→ WHAT THE EXERCISE ASKS
Pull out every line from the listing that has the word "Words".

• • • • • • •

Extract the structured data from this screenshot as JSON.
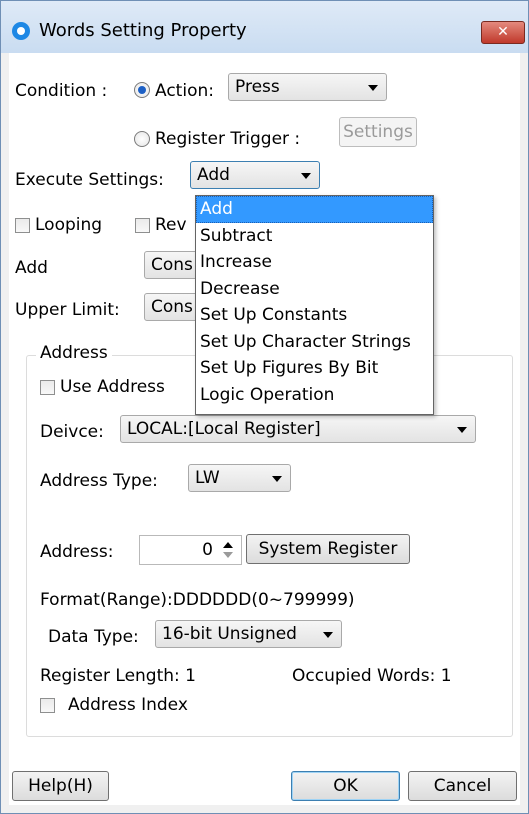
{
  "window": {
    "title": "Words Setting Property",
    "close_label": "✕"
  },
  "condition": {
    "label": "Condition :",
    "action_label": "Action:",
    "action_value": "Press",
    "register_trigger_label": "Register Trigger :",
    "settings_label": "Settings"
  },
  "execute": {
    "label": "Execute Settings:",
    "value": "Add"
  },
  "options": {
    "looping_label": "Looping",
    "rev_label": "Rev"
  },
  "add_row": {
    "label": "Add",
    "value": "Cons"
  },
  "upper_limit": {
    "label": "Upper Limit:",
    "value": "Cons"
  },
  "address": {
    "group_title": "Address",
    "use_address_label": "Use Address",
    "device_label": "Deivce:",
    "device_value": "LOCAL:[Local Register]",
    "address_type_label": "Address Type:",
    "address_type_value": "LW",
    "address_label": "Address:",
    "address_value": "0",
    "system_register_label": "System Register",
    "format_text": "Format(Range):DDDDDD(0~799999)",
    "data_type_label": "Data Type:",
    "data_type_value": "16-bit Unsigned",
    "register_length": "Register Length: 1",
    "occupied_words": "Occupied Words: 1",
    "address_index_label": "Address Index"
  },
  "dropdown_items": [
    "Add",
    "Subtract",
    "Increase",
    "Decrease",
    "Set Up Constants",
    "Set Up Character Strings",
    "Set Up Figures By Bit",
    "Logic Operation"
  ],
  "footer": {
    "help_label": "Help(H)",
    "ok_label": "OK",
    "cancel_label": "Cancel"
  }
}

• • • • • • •

→ ANSWER BOX
    "title": "Words Setting Property",
    "occupied_words": "Occupied Words: 1",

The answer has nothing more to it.